|As I See It? 7-25
Sunday, January 4, 2009
By Earl Ofari Hutchinson
Pre-trial home detention for juveniles has sharply increased as a way to cut costs and deal with prison overcrowding. But there’s a giant loophole that allows juvenile killers to be released home, writes NAM contributor Earl Ofari Hutchinson.
LOS ANGELES, CA -- Jocelyn Mull, the mother of 18-year-old Eron Michael Mull, seethed when Los Angeles Juvenile Court Presiding Judge Michael Nash said that it was "fairly uncommon" for youths charged with murder to be released. She was angered because she sat mute in court and watched as the confessed killer of her son, another 18-year-old African American, was allowed to go home.
The circumstances of Mull’s murder are grimly familiar. He was gunned down in a cross fire between two suspected gang rivals last January outside an after-hours party near Hollywood, Calif. Mull had no gang involvement, was a highly talented musician, and had scholarship offers from several universities.
Mull could easily have been another of the legions of nameless, faceless young black victims of chronic violence that has plagued Los Angeles and other big cities. Despite the plunge in crime, violence and murder rates nationally and in California, homicide continues to rank at or near the top as one of the main causes of death for young black males. In Los Angeles and other major cities, gang murders continue to be a major cause of fear and rage in poor black and Latino communities.
Mull’s mother’s anger over the killer being sent home pending disposition of his case would likely have drawn a momentary touch of public attention, sympathy and then just as quickly been forgotten. But this was different. Mull’s killer did not commit a petty, non-violent crime, but potentially a first-degree murder. He has suspected gang ties and is accused of prior handgun brandishing.
In many states, including California, teens much younger than Mull’s killer who have been charged with murder and accused of prior gun use are routinely jailed for long stretches in juvenile or adult jails, tried as adults, convicted, and given lengthy sentences. In the past, some have received death sentences and in a few cases been executed. The Supreme Court narrowly outlawed juvenile executions in March 2005.

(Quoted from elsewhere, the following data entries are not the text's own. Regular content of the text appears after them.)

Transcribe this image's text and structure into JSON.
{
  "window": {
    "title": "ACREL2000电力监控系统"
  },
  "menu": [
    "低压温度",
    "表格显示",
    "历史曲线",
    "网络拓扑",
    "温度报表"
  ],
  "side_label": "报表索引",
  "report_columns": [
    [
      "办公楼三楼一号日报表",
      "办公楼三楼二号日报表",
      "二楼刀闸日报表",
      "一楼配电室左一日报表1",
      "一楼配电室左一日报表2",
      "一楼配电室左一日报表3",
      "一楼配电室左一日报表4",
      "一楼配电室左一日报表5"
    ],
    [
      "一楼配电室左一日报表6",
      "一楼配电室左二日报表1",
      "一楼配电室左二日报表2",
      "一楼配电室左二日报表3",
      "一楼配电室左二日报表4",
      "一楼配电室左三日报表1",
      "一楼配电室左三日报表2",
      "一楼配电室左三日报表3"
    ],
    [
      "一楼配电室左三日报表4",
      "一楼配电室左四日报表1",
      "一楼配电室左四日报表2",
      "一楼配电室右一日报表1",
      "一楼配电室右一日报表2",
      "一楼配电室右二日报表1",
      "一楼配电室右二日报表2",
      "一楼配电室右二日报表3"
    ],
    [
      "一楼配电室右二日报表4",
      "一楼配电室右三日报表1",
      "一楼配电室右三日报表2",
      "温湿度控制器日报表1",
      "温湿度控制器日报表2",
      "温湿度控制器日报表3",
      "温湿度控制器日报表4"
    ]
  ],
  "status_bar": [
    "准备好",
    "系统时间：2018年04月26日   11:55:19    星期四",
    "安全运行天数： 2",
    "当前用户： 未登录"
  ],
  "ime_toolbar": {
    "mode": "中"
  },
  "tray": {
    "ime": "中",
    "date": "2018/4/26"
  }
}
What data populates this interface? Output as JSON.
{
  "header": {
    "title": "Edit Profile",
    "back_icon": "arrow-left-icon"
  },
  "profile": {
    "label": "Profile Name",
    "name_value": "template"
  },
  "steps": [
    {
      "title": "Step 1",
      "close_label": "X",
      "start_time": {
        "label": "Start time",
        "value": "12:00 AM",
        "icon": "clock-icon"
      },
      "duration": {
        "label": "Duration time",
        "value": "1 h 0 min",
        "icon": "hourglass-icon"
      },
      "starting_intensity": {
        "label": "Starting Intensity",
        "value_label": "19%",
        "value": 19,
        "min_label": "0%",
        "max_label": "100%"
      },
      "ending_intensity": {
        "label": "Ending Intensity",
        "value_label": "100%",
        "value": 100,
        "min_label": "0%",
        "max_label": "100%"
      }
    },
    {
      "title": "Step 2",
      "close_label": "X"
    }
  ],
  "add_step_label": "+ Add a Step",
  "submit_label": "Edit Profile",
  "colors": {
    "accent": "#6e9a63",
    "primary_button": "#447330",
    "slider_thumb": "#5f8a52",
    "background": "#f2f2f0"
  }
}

Mull’s killer would not suffer that fate and that’s a good thing. But that still didn’t ease the personal pain of Mull’s mother and the deep sense that a grievous legal wrong had been committed by the court’s allowing her son’s confessed killer to remain out of jail. And then adding to her anguish by handling the case with kid glove, snail-paced lethargy.
This is hardly unique. According to reports from multiple state agencies, and a 10 year longitudinal analysis of juvenile detention programs by the Florida Department of Juvenile Justice, since the late 1980s, home detention for juveniles, awaiting trial or a court disposition of their case and accused of even serious felony offenses, has sharply increased. This is in part a cost-saving measure, and in part a way to reduce overcrowding in America’s bulging jails and juvenile detention centers. Juveniles sentenced or confined to home detention wear ankle bracelets that emit an electronic signal sent to a remote command center whenever an offender ventures outside the home or other confined area set by the courts. In theory, if the signal goes off that’s a potential violation; if it’s verified, then police are notified and the offender can be arrested.
But there’s a giant loophole. Police are often not notified if a juvenile is under home detention and are only aware of it when a detainee violates home detention rules and they make an arrest. Home detention violations are not uncommon. There have been frequent reports of juveniles committing or accused of crimes while supposedly confined to their homes.
Still, home detention is a sensible and humane penal method for dealing with non-violent, low-risk juveniles and adults. Mull’s killer, though, hardly fits that bill.
Jocelyn Mull is no lock-‘em-up-and-throw-away-the-key crusader. She is a dedicated educator and community activist. She’s well aware of the well-documented gaping racial disparities in the juvenile justice system. Young black males are more likely than young whites who commit violent crimes to be jailed, to languish in preventive detention, be tried as adults, convicted and then warehoused in adult prisons for long sentences.
Mull’s sole concern is that the tiny cracks -- created by legal sloppiness, a technicality, laxity, or expediency -- that permit young men who kill to at least, for a time, evade justice, be filled. She is campaigning to prevent the use of house detention for violent felony cases. Until that change happens, the tacit message is that when young blacks kill other young blacks, black life is deemed cheap and devalued. In her emotional plea, Mull repeatedly noted that her son’s killer would spend the holidays at his home. Her son won’t. And that’s not justice. Home detention is clearly an important, and necessary, penal tool. Just not for killers.
Earl Ofari Hutchinson is an author and political analyst. His forthcoming book is How Obama Won (Middle Passage Press, January 2009).